• Task prompt: Report all lines of the data below that hold the word "this".

>>

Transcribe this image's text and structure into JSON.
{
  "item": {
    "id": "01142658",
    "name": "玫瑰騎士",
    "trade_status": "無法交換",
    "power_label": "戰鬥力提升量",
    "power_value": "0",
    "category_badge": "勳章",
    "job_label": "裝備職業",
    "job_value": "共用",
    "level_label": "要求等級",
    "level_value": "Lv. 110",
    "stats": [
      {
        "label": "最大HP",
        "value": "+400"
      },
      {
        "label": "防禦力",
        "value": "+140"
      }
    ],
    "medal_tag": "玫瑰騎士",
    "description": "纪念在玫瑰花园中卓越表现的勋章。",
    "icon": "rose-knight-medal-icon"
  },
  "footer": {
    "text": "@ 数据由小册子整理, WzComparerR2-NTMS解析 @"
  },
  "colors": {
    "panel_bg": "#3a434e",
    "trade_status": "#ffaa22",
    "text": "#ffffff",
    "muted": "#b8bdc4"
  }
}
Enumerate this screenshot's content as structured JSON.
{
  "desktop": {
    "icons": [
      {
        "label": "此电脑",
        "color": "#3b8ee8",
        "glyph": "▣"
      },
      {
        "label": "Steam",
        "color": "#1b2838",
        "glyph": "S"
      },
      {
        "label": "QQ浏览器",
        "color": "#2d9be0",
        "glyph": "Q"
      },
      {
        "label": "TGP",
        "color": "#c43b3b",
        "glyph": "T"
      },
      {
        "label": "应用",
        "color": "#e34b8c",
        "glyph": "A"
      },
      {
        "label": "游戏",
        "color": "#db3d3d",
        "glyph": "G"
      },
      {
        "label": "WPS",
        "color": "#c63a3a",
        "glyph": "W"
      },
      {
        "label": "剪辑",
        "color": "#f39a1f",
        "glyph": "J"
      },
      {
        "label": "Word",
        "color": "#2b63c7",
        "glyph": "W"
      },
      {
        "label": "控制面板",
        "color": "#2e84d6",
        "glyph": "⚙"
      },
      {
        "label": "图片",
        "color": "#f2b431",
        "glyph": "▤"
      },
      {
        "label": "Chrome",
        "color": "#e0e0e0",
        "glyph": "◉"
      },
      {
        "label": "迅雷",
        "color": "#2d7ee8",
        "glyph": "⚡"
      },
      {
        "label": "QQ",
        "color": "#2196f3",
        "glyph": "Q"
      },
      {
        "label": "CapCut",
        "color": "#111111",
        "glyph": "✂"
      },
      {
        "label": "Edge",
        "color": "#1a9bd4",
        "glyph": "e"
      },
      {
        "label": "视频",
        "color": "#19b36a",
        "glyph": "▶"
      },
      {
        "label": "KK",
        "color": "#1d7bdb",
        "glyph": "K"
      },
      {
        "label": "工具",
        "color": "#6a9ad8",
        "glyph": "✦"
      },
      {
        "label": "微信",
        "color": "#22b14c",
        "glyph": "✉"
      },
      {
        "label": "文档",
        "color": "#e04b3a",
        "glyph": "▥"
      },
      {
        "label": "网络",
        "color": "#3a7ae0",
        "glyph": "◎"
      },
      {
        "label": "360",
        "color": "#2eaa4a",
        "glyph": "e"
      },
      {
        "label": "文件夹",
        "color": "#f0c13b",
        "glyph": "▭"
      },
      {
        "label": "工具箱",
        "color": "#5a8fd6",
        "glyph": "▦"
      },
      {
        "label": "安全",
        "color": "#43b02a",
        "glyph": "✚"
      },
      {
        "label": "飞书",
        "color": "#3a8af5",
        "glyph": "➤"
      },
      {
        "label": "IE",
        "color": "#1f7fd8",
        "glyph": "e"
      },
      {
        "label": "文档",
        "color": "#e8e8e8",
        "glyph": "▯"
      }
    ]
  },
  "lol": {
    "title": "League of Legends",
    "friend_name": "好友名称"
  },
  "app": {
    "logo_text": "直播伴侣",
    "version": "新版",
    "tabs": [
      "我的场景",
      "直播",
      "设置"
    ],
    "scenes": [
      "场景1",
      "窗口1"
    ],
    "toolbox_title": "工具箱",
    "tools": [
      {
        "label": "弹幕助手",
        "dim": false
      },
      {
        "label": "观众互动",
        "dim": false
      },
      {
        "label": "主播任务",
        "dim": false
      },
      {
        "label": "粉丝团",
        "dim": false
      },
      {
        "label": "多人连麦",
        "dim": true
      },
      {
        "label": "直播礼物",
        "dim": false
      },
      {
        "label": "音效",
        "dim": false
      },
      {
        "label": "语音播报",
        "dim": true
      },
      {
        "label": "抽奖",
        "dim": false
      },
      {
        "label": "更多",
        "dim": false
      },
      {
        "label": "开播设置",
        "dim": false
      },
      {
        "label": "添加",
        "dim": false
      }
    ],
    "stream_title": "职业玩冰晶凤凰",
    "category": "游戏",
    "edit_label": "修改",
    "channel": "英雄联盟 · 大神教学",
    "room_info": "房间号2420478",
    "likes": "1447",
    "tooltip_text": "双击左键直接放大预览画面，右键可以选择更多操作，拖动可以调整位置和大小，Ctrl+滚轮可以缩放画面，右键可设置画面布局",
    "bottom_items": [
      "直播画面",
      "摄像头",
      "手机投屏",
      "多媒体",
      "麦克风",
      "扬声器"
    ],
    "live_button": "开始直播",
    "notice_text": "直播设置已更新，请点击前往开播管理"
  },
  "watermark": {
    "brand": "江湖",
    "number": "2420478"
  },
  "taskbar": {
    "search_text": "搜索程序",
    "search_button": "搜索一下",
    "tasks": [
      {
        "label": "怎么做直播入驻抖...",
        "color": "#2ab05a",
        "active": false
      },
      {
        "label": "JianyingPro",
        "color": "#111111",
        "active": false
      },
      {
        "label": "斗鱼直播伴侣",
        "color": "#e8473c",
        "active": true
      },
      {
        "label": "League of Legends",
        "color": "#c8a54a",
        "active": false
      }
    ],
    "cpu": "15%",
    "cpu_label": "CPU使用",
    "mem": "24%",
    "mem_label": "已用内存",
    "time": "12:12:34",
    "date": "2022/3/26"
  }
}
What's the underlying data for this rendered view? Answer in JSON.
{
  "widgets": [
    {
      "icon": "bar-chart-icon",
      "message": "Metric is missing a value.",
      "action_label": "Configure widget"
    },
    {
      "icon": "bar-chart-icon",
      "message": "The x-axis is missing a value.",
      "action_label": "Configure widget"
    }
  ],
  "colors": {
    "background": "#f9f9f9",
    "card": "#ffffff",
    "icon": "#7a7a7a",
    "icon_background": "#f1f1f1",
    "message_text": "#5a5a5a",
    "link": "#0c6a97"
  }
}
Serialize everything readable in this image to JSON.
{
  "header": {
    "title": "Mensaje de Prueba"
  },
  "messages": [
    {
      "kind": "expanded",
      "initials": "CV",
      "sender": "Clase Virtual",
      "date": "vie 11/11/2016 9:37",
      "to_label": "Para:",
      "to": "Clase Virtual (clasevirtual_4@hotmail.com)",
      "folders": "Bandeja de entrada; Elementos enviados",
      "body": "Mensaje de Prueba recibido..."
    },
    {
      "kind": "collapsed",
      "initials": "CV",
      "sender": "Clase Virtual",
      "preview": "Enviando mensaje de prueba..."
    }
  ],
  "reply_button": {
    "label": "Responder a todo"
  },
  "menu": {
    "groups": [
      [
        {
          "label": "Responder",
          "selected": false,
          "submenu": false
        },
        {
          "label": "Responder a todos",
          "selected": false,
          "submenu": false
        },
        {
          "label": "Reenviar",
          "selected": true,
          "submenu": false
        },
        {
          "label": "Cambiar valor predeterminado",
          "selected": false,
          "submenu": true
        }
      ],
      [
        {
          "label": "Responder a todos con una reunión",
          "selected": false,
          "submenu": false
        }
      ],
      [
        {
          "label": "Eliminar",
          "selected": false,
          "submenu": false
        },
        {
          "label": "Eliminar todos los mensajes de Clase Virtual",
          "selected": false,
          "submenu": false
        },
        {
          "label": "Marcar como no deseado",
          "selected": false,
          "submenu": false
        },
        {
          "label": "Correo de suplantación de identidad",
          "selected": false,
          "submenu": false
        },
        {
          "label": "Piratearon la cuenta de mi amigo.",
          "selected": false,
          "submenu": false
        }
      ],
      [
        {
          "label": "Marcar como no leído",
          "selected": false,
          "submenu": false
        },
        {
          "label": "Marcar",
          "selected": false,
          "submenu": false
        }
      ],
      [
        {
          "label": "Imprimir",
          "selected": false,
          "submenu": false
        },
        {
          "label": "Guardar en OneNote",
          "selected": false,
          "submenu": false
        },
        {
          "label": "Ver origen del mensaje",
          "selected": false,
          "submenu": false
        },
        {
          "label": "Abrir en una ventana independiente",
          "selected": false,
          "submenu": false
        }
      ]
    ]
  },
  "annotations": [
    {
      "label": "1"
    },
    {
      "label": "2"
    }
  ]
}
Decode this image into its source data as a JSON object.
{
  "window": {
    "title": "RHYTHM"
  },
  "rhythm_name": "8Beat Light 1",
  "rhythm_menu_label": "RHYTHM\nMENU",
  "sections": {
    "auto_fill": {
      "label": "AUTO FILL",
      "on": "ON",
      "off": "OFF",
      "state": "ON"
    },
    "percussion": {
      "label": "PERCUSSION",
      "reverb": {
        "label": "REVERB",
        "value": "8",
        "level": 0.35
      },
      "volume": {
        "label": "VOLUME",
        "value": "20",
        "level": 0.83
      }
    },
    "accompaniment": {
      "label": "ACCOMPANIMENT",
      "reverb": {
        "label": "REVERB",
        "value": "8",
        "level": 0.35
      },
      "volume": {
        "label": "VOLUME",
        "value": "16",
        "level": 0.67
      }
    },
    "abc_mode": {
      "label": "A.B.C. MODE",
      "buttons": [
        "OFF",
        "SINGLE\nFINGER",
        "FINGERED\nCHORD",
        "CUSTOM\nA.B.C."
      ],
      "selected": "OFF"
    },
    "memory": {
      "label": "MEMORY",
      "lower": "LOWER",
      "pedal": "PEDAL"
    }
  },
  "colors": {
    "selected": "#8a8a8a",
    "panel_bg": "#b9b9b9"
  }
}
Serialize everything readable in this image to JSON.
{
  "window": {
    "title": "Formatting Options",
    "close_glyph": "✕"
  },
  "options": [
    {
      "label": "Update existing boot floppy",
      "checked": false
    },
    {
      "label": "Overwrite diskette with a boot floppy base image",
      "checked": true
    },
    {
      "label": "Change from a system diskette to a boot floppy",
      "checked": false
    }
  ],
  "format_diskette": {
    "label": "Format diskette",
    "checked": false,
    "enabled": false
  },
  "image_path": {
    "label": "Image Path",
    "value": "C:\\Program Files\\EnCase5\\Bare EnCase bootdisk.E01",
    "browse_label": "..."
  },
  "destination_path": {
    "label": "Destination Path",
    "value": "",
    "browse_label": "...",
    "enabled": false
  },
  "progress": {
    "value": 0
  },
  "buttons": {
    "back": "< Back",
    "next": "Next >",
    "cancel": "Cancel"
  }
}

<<

• Answer to the problem:
Transcribe this image's text and structure into JSON.
Enumerate this screenshot's content as structured JSON.
What's the underlying data for this rendered view? Answer in JSON.
Serialize everything readable in this image to JSON.
Decode this image into its source data as a JSON object.
Serialize everything readable in this image to JSON.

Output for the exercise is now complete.